Members’ Ballgame Moves to Nats’ Park
While new baseball stadiums generally spark greater fan interest, they rarely generate more enthusiasm among the players who hit the field. For at least one night in Washington, that will change.
The Annual Roll Call Congressional Baseball Game will — pending approval from Speaker Nancy Pelosi (D-Calif.) — complete a return from its suburban wanderings on July 17, when Democrats and Republicans renew their 47-year-old hardball rivalry at Nationals Park.
“The Members are excited,” said Rep. Mike Doyle (Pa.), the Democratic manager, who added that he received quick responses to his notice informing players that the game would move to the new Southeast D.C. home of the Washington Nationals. “I think everyone’s looking forward to playing at the stadium.”
Doyle’s Republican counterpart, Rep. Joe Barton (Texas), confirmed similar enthusiasm on his side.
“[Virginia Rep.] Tom Davis, one of my players, who’s retiring, apparently bought season tickets out of this own pocket,” Barton said. “He’s already told me what a great place it is.”
The first Roll Call Congressional Baseball Game was played in District Stadium in 1962 (renamed RFK in 1969) and remained there through 1972. After leaving RFK, the game spent time at Memorial Stadium in Baltimore, Four Mile Run Park in Alexandria, Va., and Prince George’s Stadium in Bowie, Md.
In 2005, the Montreal Expos moved to D.C., became the Washington Nationals and took up temporary residence at RFK. The Congressional game moved there the same summer but now leaves behind the cavernous, multipurpose stadium for a new, fan-friendly landmark along South Capitol Street.
The new stadium, and new organizational structure, may help boost the game’s fundraising prowess.
Each year, proceeds from the game (raised through corporate sponsorships and ticket sales) go to the Washington Literacy Council and the Boys & Girls Clubs of Greater Washington’s Metropolitan Police Clubhouses. Last year’s game raised about $100,000 despite tighter ethics rules that restricted Members’s abilities to solicit sponsorships.
This year, a new organization is being set up to oversee the game and its fundraising with the goals of easing the process and taking in more money for the charities.
Doyle will convene the Democrats’ first practice during the week before the Memorial Day recess to help players get loose, try out for new positions and, in some cases, shed some extra pounds. Despite what feels like an eternal losing streak, Doyle remains optimistic about his team’s chances. “We had one bad inning in an otherwise competitive game,” he said, referring to last year’s 5-2 loss.

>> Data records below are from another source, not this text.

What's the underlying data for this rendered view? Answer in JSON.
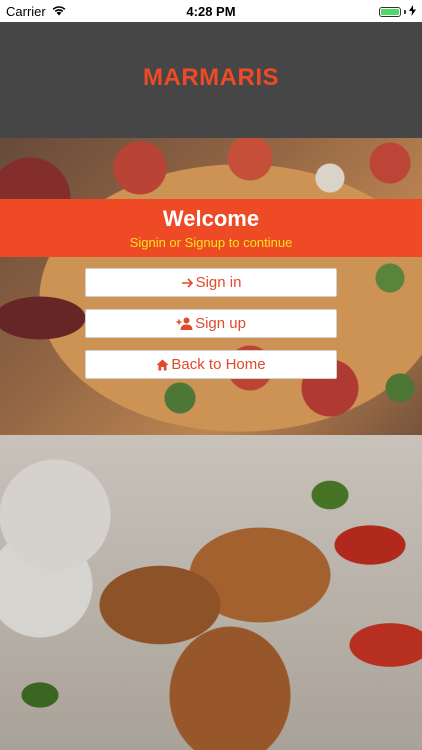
{
  "status_bar": {
    "carrier": "Carrier",
    "time": "4:28 PM",
    "battery_level": 1.0,
    "wifi_icon": "wifi-icon",
    "battery_icon": "battery-icon"
  },
  "header": {
    "brand": "MARMARIS"
  },
  "welcome": {
    "title": "Welcome",
    "subtitle": "Signin or Signup to continue"
  },
  "buttons": {
    "signin": {
      "label": "Sign in",
      "icon": "arrow-right-icon"
    },
    "signup": {
      "label": "Sign up",
      "icon": "add-user-icon"
    },
    "home": {
      "label": "Back to Home",
      "icon": "home-icon"
    }
  },
  "colors": {
    "accent": "#ee4a26",
    "subtitle": "#f7e41b",
    "header_bg": "#464646",
    "button_text": "#e04a2a"
  }
}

The Democrats were leading that game 1-0 until the third inning, when their five errors contributed to four GOP runs.
“If we can just avoid that one terrible inning,” he said.
Doyle’s optimism is further boosted by his familiarity with the opposition.
“We know what to expect from them. These are guys we’ve been playing against for a long time,” Doyle said, adding that much of the GOP core was elected in 1994 and “is getting a little long in the tooth.”
Barton, who plans to begin his practices in June, agreed that age may be an issue for his team, which is one win away from retiring the coveted Roll Call trophy. (Republicans lead the current best-of-five series 2-0 and have won 32 of the 46 annual contests.)
“The Democrats keep going out and recruiting theses young flatbellies. Soon or later, youth does count,” Barton said. “I’m hoping to coax one more year out of them.”
Nevertheless, Barton believes he’s got some talent on his squad — at least when comparing his team’s record to that of stadium’s full-time residents.
“Given how the Nationals are doing, some of our players might get picked up by them,” he said.